When Jimmy discovered Key West in the early 1970s, he couldn’t have known that he would inspire millions of people to share his love for the easygoing subtropical island.
He summed up his passion for his new surroundings by writing “I Have Found Me a Home” about Key West, describing riding his old red bike to “the bars and the beaches of my town.”
As well as being Jimmy’s home during some of his most productive years, Key West — and its people, attractions and ambiance — became the subject of some of his most enduring tunes. Many of them appear on the album “A1A,” named for the roadway leading through the Florida Keys to the island city, and “Havana Daydreamin’.”
His songs memorialize Key West characters like Captain Tony Tarracino, an offbeat former mayor featured in “Last Mango in Paris,” and the late Phil Clark, whose real-life exploits unfold in “A Pirate Looks at 40.”
In fact, Jimmy’s fondness for Key West as a subject, and the many renegade references in his tunes, made him the island’s unofficial “pirate laureate.”
A Mecca for his fans, the store is now located beside his original Margaritaville Café on the island’s iconic Duval Street. His unmarked yet renowned recording studio, Shrimp Boat Sound, overlooks the former shrimp docks.
Jimmy’s portrayal of Key West in song led it to become the geographical focus of the “Margaritaville mystique” embraced by his Parrot Head fans, who flock to visit the island that inspired their musical hero.
Activities at their annual conventions usually include waterfront musical performances by regional and Parrot Head favorites, charity auctions and raffles, a rollicking street festival and concert outside the Margaritaville Store, and performances by some (or all) of Jimmy’s Coral Reefer Band members.
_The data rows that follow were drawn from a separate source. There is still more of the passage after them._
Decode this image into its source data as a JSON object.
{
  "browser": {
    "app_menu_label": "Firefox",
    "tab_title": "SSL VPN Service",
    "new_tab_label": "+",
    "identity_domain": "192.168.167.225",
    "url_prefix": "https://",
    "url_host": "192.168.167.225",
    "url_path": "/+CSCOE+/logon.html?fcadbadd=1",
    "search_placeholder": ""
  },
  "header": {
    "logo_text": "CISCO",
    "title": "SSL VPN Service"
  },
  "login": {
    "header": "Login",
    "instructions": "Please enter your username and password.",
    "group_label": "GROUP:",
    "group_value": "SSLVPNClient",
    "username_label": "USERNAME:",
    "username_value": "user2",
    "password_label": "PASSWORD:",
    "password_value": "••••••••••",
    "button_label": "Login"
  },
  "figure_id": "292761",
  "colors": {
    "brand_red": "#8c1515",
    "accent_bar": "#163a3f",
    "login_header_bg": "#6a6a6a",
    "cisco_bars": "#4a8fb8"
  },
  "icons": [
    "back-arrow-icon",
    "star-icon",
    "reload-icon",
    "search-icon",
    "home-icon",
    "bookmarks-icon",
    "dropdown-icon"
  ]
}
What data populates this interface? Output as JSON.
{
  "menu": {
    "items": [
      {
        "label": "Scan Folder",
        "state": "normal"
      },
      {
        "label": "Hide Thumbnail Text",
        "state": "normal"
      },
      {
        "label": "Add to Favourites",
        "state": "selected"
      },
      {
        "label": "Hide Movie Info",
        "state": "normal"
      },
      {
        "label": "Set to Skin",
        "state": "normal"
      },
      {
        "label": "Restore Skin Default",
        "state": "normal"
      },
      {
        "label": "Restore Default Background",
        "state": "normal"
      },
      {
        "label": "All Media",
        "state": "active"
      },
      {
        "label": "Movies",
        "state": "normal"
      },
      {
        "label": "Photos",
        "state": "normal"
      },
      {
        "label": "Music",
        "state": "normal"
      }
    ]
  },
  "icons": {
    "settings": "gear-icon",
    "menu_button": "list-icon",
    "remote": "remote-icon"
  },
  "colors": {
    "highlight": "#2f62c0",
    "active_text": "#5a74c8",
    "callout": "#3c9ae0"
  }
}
Sometimes the man himself makes a surprise appearance — as he did for an unforgettable 70-minute Duval Street concert during the 2011 gathering.
So how exactly did the Parrot Head phenomenon begin? According to Buffett legend, the fans earned their name for the offbeat tropical parrot caps and other headgear they often wear to concerts.
And according to convention organizers, the first Parrot Heads in Paradise Club was formed in 1989 in Atlanta. There are now more than 200 clubs around the U.S., plus international clubs in the Caribbean, Australia, Canada and Europe.
While Parrot Heads undeniably love a party, they do far more than have a good time. As well as enjoying Jimmy Buffett’s music and the lifestyle it depicts, they support charitable, environmental, educational and humanitarian activities.
In fact, since 2002, members of the national and international chapters have contributed a total of $33.9 million and nearly 3.2 million volunteer hours to local and national charities.